I remember reading somewhere, (pretty sure it was on Nat Geo), about an Eskimo tribe who are actually permitted to hunt and eat polar bear, despite of them being endangered and all. They can legally hunt polar bears down and eat them because it is a part of their culture.

It just amazes me that the world as a society, has gotten better in handling this cultural differences. Don’t get me wrong, there are still some idiots out there (yes I am talking to you Mr. Trump), but people are getting more and more understanding of their fellow humans that believe in different values.

We now have gay marriages legal in most of major western countries, women are still grossly underpaid but getting increasingly positive acknowledgements, and we have a white boy who everybody hates (baby, baby, baby oh). Just 10 years ago, all of those things would seem a bit impossible.

Anyway, all I’m saying is that, the dog meat epidemic in Jakarta has demonstrated that religion is not the thing that is holding anybody back from being understanding and reasonable. During the discussion, one Muslim woman told us that she is not quite expecting the act of consumption to be banned.

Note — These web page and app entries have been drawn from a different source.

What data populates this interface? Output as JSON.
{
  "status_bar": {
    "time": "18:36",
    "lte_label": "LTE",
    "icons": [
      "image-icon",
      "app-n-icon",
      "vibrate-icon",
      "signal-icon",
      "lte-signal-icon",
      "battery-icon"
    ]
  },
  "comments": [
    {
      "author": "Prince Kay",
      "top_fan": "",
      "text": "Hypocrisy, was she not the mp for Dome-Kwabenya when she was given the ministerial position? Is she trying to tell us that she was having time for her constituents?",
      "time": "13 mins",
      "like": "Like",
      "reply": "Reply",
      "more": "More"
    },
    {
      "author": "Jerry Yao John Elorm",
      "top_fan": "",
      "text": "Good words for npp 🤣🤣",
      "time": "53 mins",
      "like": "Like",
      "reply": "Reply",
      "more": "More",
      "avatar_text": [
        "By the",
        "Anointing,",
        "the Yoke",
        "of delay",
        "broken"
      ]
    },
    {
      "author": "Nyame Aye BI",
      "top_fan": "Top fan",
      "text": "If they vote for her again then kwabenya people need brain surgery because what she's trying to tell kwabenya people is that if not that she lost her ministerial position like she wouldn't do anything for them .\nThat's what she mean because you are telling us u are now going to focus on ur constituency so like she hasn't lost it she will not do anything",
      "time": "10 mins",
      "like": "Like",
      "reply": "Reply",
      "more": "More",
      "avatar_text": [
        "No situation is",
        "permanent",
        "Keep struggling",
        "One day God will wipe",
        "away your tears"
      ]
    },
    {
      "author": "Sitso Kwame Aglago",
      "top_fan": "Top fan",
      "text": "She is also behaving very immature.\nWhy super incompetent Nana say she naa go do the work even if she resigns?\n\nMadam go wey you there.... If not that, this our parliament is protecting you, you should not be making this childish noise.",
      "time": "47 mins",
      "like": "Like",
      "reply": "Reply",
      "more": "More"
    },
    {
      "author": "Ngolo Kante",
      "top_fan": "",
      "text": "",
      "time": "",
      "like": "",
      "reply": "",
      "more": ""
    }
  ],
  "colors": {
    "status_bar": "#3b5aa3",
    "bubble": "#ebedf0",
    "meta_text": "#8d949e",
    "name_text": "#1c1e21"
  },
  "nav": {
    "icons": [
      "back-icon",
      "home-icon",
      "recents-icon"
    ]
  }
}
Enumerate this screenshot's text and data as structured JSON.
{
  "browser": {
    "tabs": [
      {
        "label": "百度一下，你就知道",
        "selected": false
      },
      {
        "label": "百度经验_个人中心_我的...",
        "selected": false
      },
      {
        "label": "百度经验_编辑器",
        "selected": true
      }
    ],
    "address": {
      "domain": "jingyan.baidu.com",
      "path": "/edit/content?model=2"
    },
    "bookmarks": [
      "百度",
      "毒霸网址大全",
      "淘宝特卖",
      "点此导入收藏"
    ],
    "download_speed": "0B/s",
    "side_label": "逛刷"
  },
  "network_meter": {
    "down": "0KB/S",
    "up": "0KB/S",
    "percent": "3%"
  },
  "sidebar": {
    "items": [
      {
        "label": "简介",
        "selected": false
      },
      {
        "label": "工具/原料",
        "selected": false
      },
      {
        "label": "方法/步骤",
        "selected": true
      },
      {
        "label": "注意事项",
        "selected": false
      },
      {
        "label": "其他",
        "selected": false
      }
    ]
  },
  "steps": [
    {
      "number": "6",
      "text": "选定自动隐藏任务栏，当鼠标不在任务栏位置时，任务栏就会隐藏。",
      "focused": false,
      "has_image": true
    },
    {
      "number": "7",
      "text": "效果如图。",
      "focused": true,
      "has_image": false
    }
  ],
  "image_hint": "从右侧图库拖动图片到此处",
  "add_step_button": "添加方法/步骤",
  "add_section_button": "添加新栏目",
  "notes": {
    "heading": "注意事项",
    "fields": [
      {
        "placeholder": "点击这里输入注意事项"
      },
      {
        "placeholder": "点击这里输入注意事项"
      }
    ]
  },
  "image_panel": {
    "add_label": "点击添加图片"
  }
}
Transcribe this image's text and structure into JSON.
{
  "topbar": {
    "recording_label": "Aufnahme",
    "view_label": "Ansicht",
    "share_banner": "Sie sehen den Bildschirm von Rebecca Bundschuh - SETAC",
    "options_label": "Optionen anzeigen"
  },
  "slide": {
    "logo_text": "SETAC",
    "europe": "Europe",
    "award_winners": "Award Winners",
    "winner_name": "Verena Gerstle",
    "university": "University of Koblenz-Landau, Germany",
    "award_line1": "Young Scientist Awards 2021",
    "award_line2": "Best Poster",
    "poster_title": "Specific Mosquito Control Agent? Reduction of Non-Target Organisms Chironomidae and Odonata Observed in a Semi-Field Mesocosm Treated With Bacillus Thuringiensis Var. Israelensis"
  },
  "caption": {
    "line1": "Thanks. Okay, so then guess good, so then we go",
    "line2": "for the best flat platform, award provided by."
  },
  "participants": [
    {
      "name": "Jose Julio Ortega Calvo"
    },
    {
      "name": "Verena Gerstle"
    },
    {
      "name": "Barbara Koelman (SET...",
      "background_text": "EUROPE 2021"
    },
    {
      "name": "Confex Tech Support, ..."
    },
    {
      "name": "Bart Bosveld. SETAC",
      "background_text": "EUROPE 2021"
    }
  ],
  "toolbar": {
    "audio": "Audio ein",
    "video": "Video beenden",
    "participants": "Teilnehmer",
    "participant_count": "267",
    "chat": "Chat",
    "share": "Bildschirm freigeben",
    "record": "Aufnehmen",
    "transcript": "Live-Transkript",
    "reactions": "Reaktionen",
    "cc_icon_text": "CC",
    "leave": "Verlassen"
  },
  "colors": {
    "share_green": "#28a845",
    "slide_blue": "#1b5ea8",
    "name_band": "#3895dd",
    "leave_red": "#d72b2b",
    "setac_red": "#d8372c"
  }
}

She just needs to know that what she is eating adheres to her religious standards, all she wants is fair information about what she is consuming.

And don’t get me started on the Pope. I have to say though, that I am a catholic, so I might be biased. Although the last time I went to church was on Easter, and even then I can’t remember what the Pastor said. Anyway, Pope Francis spoke about how we should believe scientific findings regarding climate change, and he actually speaks the language of peace without hating anyone.

Meanwhile, there are another extreme of people with the same religion who misappropriates everything and using it to kill, to discriminate, and to abuse. And I’m not only talking about ISIS here, because for me, ISIS is just the tip of the iceberg, made of religious oblivion and misunderstanding.

All I’m saying is that, maybe, just maybe, we should stop blaming religion or using religion as label of who we are. But maybe, just maybe, if we actually use religion as guidance (what it was supposed to be at the first place), and keep it to ourselves without oppressing it, we could finally live in a world that’s in peace.

“I hope someday you’ll join us. And the world will live as one” – John